What you need to do
Everything in the data below except the pictures must be repeated word for word.

Input data
**********

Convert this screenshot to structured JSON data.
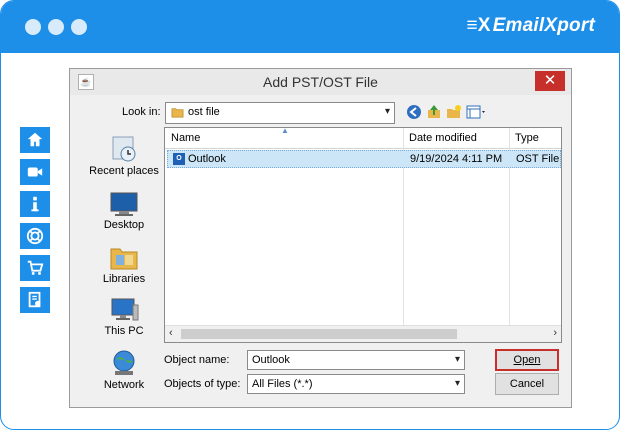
{
  "app": {
    "brand": "EmailXport"
  },
  "sidebar": {
    "items": [
      {
        "icon": "home-icon"
      },
      {
        "icon": "video-icon"
      },
      {
        "icon": "info-icon"
      },
      {
        "icon": "support-icon"
      },
      {
        "icon": "cart-icon"
      },
      {
        "icon": "license-icon"
      }
    ]
  },
  "dialog": {
    "title": "Add PST/OST File",
    "lookin_label": "Look in:",
    "lookin_value": "ost file",
    "places": [
      "Recent places",
      "Desktop",
      "Libraries",
      "This PC",
      "Network"
    ],
    "columns": [
      "Name",
      "Date modified",
      "Type"
    ],
    "files": [
      {
        "name": "Outlook",
        "date": "9/19/2024 4:11 PM",
        "type": "OST File"
      }
    ],
    "object_name_label": "Object name:",
    "object_name_value": "Outlook",
    "object_type_label": "Objects of type:",
    "object_type_value": "All Files (*.*)",
    "open_label": "Open",
    "cancel_label": "Cancel"
  }
}
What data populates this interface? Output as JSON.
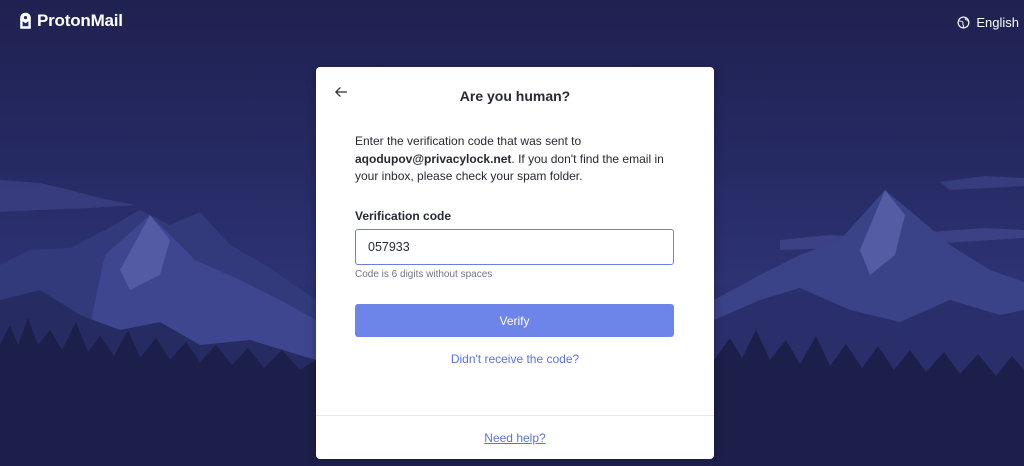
{
  "header": {
    "brand": "ProtonMail",
    "language": "English"
  },
  "card": {
    "title": "Are you human?",
    "description_prefix": "Enter the verification code that was sent to ",
    "email": "aqodupov@privacylock.net",
    "description_suffix": ". If you don't find the email in your inbox, please check your spam folder.",
    "field_label": "Verification code",
    "code_value": "057933",
    "hint": "Code is 6 digits without spaces",
    "verify_label": "Verify",
    "resend_label": "Didn't receive the code?",
    "help_label": "Need help?"
  },
  "colors": {
    "background": "#262a63",
    "accent": "#6d85e9",
    "link": "#5b73d8"
  },
  "icons": {
    "logo": "protonmail-logo-icon",
    "language": "globe-icon",
    "back": "arrow-left-icon"
  }
}
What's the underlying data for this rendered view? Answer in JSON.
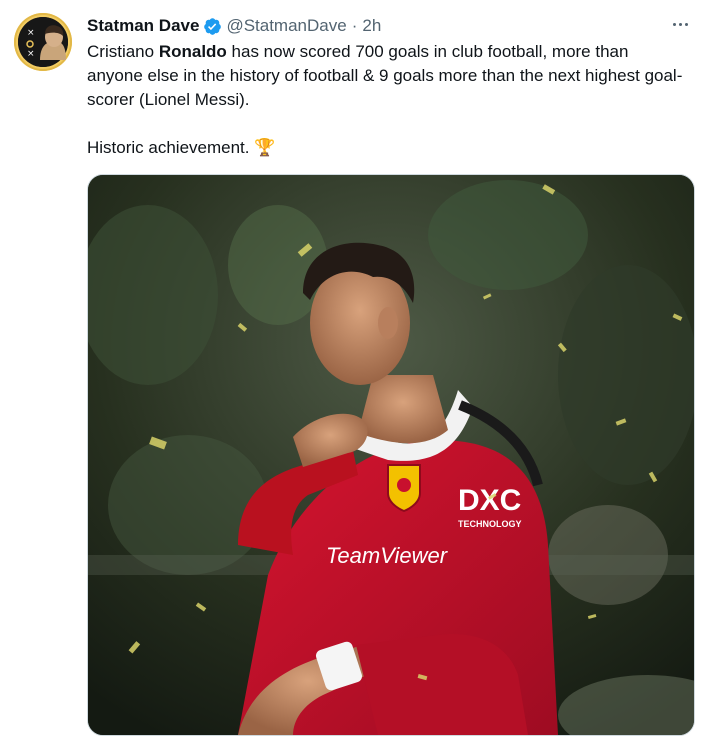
{
  "tweet": {
    "author": {
      "name": "Statman Dave",
      "handle": "@StatmanDave",
      "verified": true,
      "avatar_icon": "avatar-image"
    },
    "separator": "·",
    "time": "2h",
    "more_icon": "more-options-icon",
    "text": {
      "line1_before": "Cristiano ",
      "line1_bold": "Ronaldo",
      "line1_after": " has now scored 700 goals in club football, more than anyone else in the history of football & 9 goals more than the next highest goal-scorer (Lionel Messi).",
      "line2": "Historic achievement.",
      "emoji": "🏆"
    },
    "media": {
      "kind": "photo",
      "jersey_sponsor": "TeamViewer",
      "sleeve_sponsor": "DXC",
      "sleeve_sponsor_sub": "TECHNOLOGY"
    }
  },
  "colors": {
    "verified_blue": "#1d9bf0",
    "text_primary": "#0f1419",
    "text_secondary": "#536471",
    "jersey_red": "#c8102e"
  }
}
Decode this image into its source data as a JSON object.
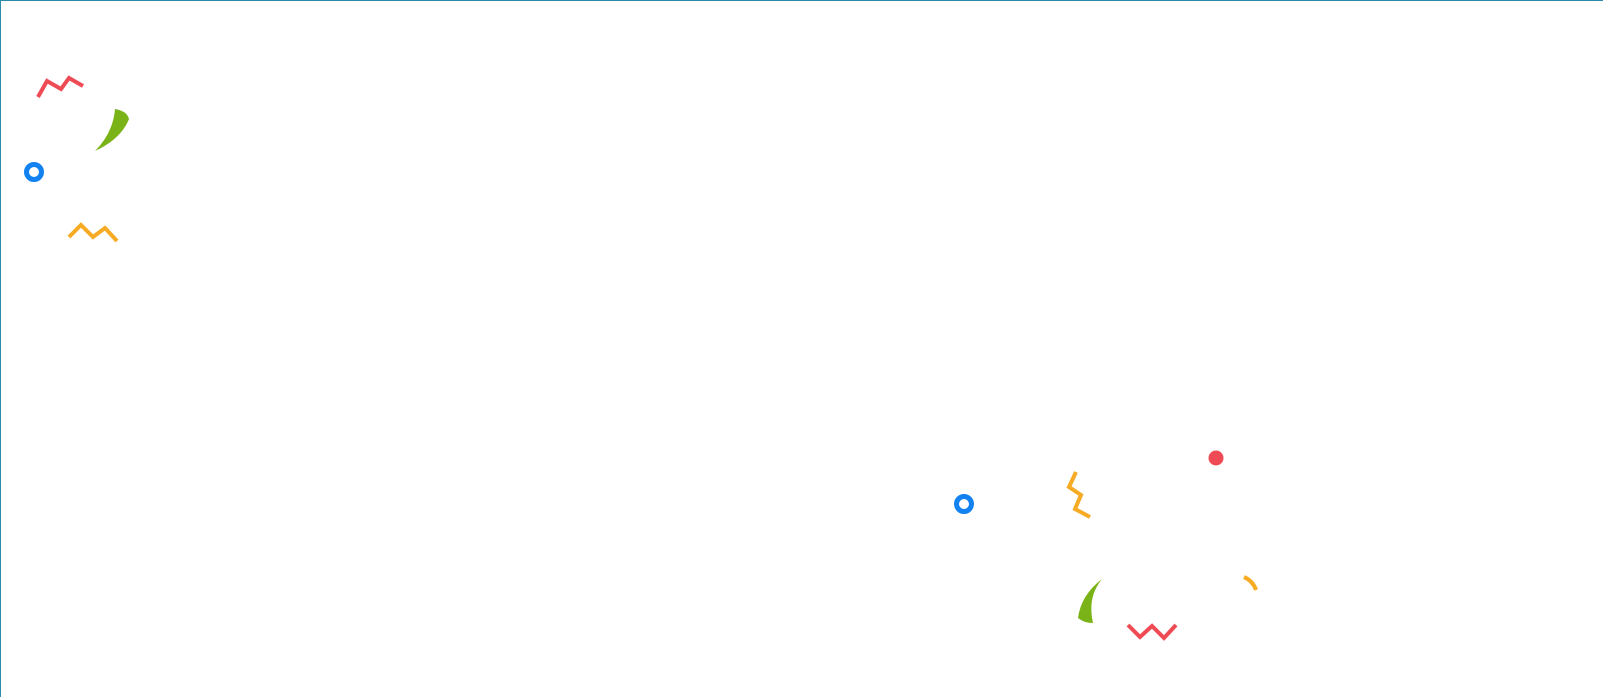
{
  "colors": {
    "red": "#ef4b55",
    "green": "#7ab317",
    "blue": "#1282f0",
    "orange": "#f7ab24",
    "frame": "#2a8aa8",
    "background": "#ffffff"
  },
  "confetti_groups": [
    {
      "name": "top-left-cluster",
      "pieces": [
        {
          "shape": "zigzag",
          "color": "red"
        },
        {
          "shape": "crescent",
          "color": "green"
        },
        {
          "shape": "ring",
          "color": "blue"
        },
        {
          "shape": "zigzag",
          "color": "orange"
        }
      ]
    },
    {
      "name": "bottom-right-cluster",
      "pieces": [
        {
          "shape": "dot",
          "color": "red"
        },
        {
          "shape": "ring",
          "color": "blue"
        },
        {
          "shape": "zigzag-vertical",
          "color": "orange"
        },
        {
          "shape": "crescent",
          "color": "green"
        },
        {
          "shape": "arc",
          "color": "orange"
        },
        {
          "shape": "zigzag",
          "color": "red"
        }
      ]
    }
  ]
}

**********

Worked solution
Convert this screenshot to structured JSON data.
{
  "app": {
    "brand": "EmailXport"
  },
  "sidebar": {
    "items": [
      {
        "icon": "home-icon"
      },
      {
        "icon": "video-icon"
      },
      {
        "icon": "info-icon"
      },
      {
        "icon": "support-icon"
      },
      {
        "icon": "cart-icon"
      },
      {
        "icon": "license-icon"
      }
    ]
  },
  "dialog": {
    "title": "Add PST/OST File",
    "lookin_label": "Look in:",
    "lookin_value": "ost file",
    "places": [
      "Recent places",
      "Desktop",
      "Libraries",
      "This PC",
      "Network"
    ],
    "columns": [
      "Name",
      "Date modified",
      "Type"
    ],
    "files": [
      {
        "name": "Outlook",
        "date": "9/19/2024 4:11 PM",
        "type": "OST File"
      }
    ],
    "object_name_label": "Object name:",
    "object_name_value": "Outlook",
    "object_type_label": "Objects of type:",
    "object_type_value": "All Files (*.*)",
    "open_label": "Open",
    "cancel_label": "Cancel"
  }
}
What data populates this interface? Output as JSON.
{
  "header": {
    "brand": "ProtonMail",
    "language": "English"
  },
  "card": {
    "title": "Are you human?",
    "description_prefix": "Enter the verification code that was sent to ",
    "email": "aqodupov@privacylock.net",
    "description_suffix": ". If you don't find the email in your inbox, please check your spam folder.",
    "field_label": "Verification code",
    "code_value": "057933",
    "hint": "Code is 6 digits without spaces",
    "verify_label": "Verify",
    "resend_label": "Didn't receive the code?",
    "help_label": "Need help?"
  },
  "colors": {
    "background": "#262a63",
    "accent": "#6d85e9",
    "link": "#5b73d8"
  },
  "icons": {
    "logo": "protonmail-logo-icon",
    "language": "globe-icon",
    "back": "arrow-left-icon"
  }
}
What's the underlying data for this rendered view? Answer in JSON.
{
  "tweet": {
    "author": {
      "name": "Statman Dave",
      "handle": "@StatmanDave",
      "verified": true,
      "avatar_icon": "avatar-image"
    },
    "separator": "·",
    "time": "2h",
    "more_icon": "more-options-icon",
    "text": {
      "line1_before": "Cristiano ",
      "line1_bold": "Ronaldo",
      "line1_after": " has now scored 700 goals in club football, more than anyone else in the history of football & 9 goals more than the next highest goal-scorer (Lionel Messi).",
      "line2": "Historic achievement.",
      "emoji": "🏆"
    },
    "media": {
      "kind": "photo",
      "jersey_sponsor": "TeamViewer",
      "sleeve_sponsor": "DXC",
      "sleeve_sponsor_sub": "TECHNOLOGY"
    }
  },
  "colors": {
    "verified_blue": "#1d9bf0",
    "text_primary": "#0f1419",
    "text_secondary": "#536471",
    "jersey_red": "#c8102e"
  }
}
Decode this image into its source data as a JSON object.
{
  "colors": {
    "red": "#ef4b55",
    "green": "#7ab317",
    "blue": "#1282f0",
    "orange": "#f7ab24",
    "frame": "#2a8aa8",
    "background": "#ffffff"
  },
  "confetti_groups": [
    {
      "name": "top-left-cluster",
      "pieces": [
        {
          "shape": "zigzag",
          "color": "red"
        },
        {
          "shape": "crescent",
          "color": "green"
        },
        {
          "shape": "ring",
          "color": "blue"
        },
        {
          "shape": "zigzag",
          "color": "orange"
        }
      ]
    },
    {
      "name": "bottom-right-cluster",
      "pieces": [
        {
          "shape": "dot",
          "color": "red"
        },
        {
          "shape": "ring",
          "color": "blue"
        },
        {
          "shape": "zigzag-vertical",
          "color": "orange"
        },
        {
          "shape": "crescent",
          "color": "green"
        },
        {
          "shape": "arc",
          "color": "orange"
        },
        {
          "shape": "zigzag",
          "color": "red"
        }
      ]
    }
  ]
}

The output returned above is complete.